Maria never approached any land areas while a tropical system, but tracked toward northern Europe after becoming an extratropical storm on September 10. The first land effects were felt in Iceland on September 12, where tropical storm-force winds were reported. The strongest winds were recorded in Vestmannaeyjar where sustained winds in excess of 67 mph (107 km/h) were reported as well as a minimum pressure of 979 mbar.[6] The storm then brushed the northernmost part of Scotland, with no reported damage there either.[1] The extratropical Maria merged with another system and this storm made landfall in Norway. This storm brought tropical storm force winds and heavy rainfall to that country, and caused flooding and several mudslides, particularly around Bergen, the most important of which occurred in Hatlestad. One person was killed immediately, at least nine others were injured, and numerous homes were destroyed. Marine interests were also affected, as a large number of ferries were docked in the Baltic Sea.[7] On September 18, a woman died of injuries. Her daughter died on February 7, 2006, after having been kept alive in a respirator since the accident.[8] After the storm, kr18.8 million (2005 NOK, $3.1 million in 2005 USD) in compensation was given for the damage.[9]

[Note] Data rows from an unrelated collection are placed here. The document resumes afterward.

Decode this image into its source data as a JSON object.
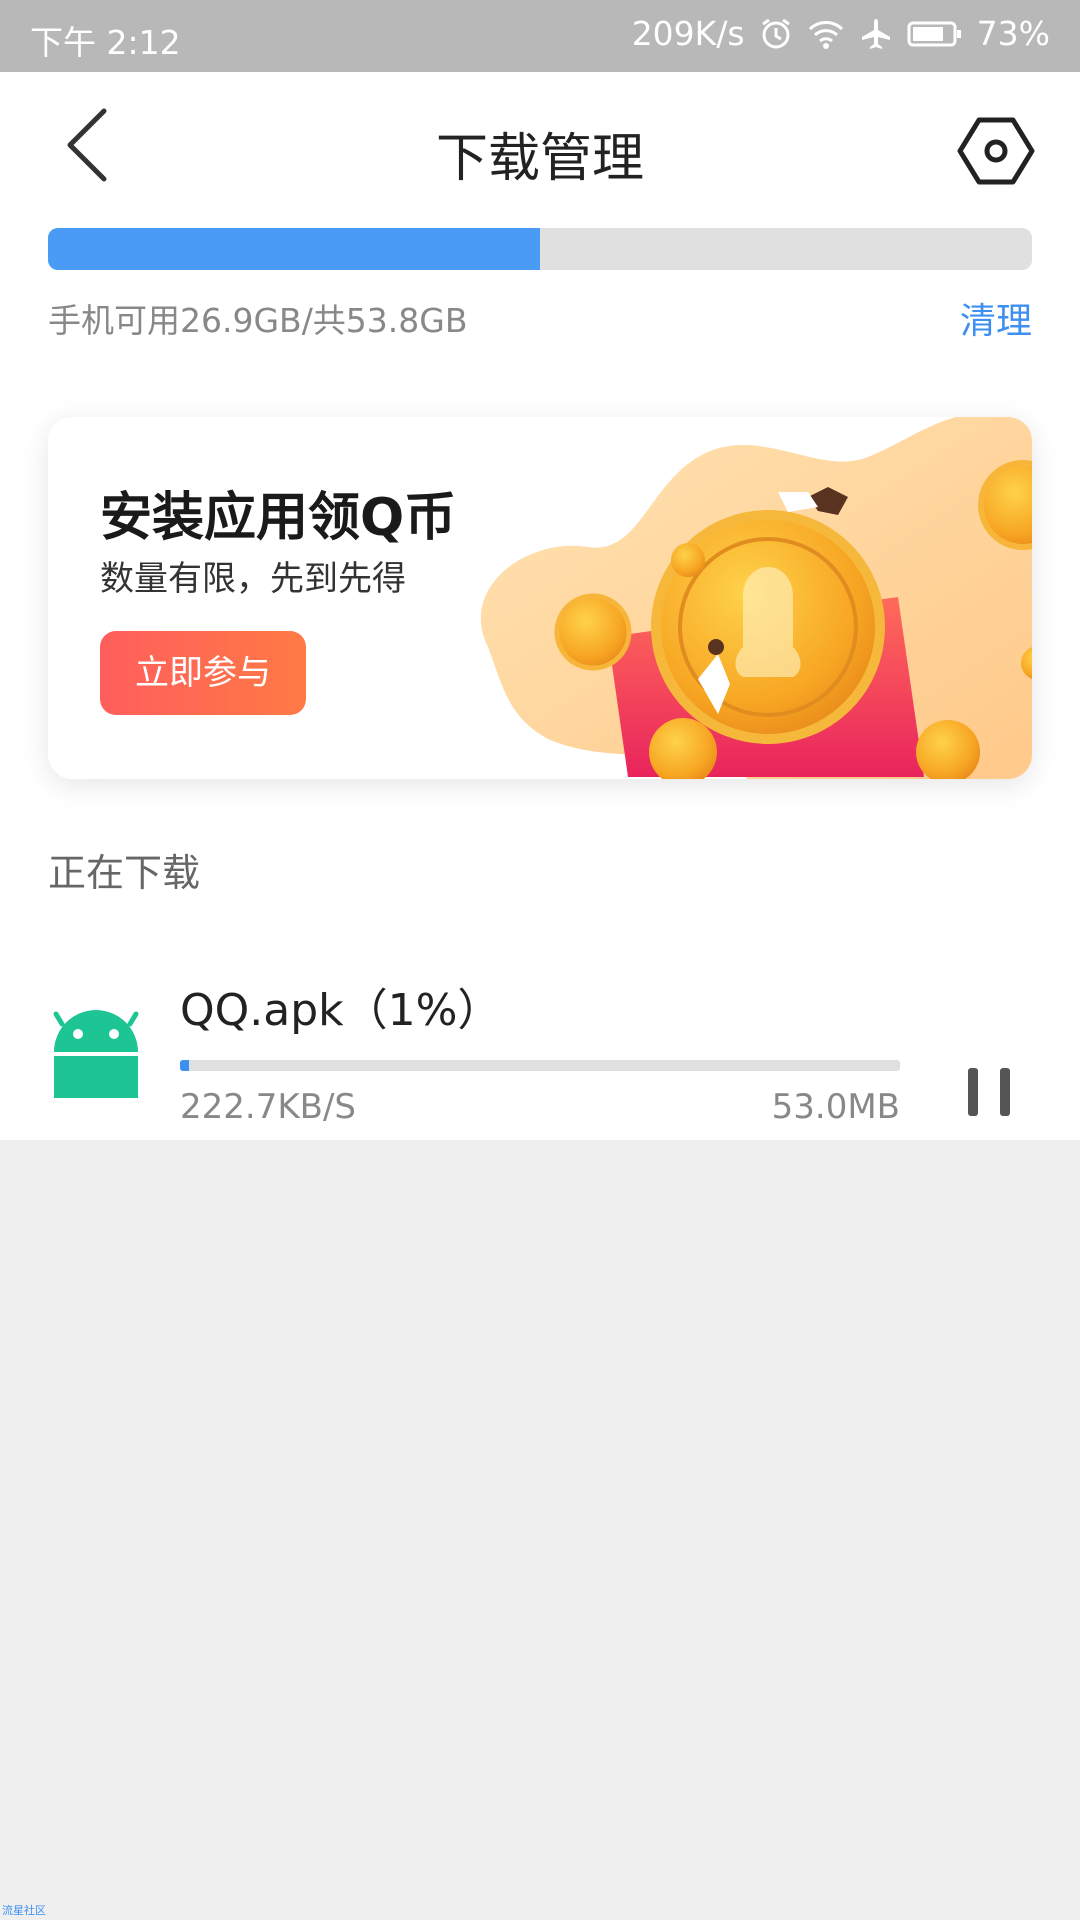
{
  "status_bar": {
    "time": "下午 2:12",
    "net_speed": "209K/s",
    "battery_percent": "73%",
    "icons": [
      "alarm-icon",
      "wifi-icon",
      "airplane-icon",
      "battery-icon"
    ]
  },
  "header": {
    "title": "下载管理",
    "back_icon": "chevron-left-icon",
    "settings_icon": "hexagon-settings-icon"
  },
  "storage": {
    "text": "手机可用26.9GB/共53.8GB",
    "used_fraction": 0.5,
    "clean_label": "清理",
    "bar_color": "#4a9bf5"
  },
  "banner": {
    "title": "安装应用领Q币",
    "subtitle": "数量有限，先到先得",
    "button_label": "立即参与"
  },
  "downloading": {
    "section_title": "正在下载",
    "items": [
      {
        "name": "QQ.apk（1%）",
        "progress": 0.01,
        "speed": "222.7KB/S",
        "size": "53.0MB",
        "icon": "android-icon",
        "icon_color": "#1ec594"
      }
    ]
  },
  "watermark": "流星社区"
}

When Maria developed on September 2, it was the earliest ever in a season that the 13th named tropical storm developed, beating the previous record held by Hurricane Thirteen of the 1933 season by six days.

See also[edit]


  1. ^ a b c d e National Hurricane Center. "Tropical Cyclone Report: Hurricane Maria" (PDF). NOAA. Retrieved May 7, 2006.
  2. ^ National Hurricane Center. "Discussion for Tropical Depression Fourteen, 11:00 a.m. EDT, September 1, 2005". NOAA. Retrieved May 7, 2006.
  3. ^ National Hurricane Center. "Discussion for Tropical Storm Maria, 11:00 p.m. EDT, September 6, 2005". NOAA. Retrieved May 7, 2006.
  4. ^ National Hurricane Center. "Discussion for Hurricane Maria, 5:00 p.m. EDT, September 7, 2005". NOAA. Retrieved May 7, 2006.
  5. ^ National Climatic Data Center (2005). "Event Record Details for New Jersey". Retrieved 2006-05-31.
  6. ^ "History : Weather Underground". 2005-09-12. Retrieved 2009-05-31.
  7. ^ "Weakened Hurricane Maria Leaves One Dead In Norway". Retrieved 2009-05-31.
  8. ^ "Child's life comes to an end -".<!. Archived from the original on February 14, 2006. Retrieved 2009-05-31.
  9. ^ Bergens Tidende. "Bergen får 18 millioner for uværskader -".<!. Archived from the original on 2007-09-30. Retrieved 2009-05-31.

External links[edit]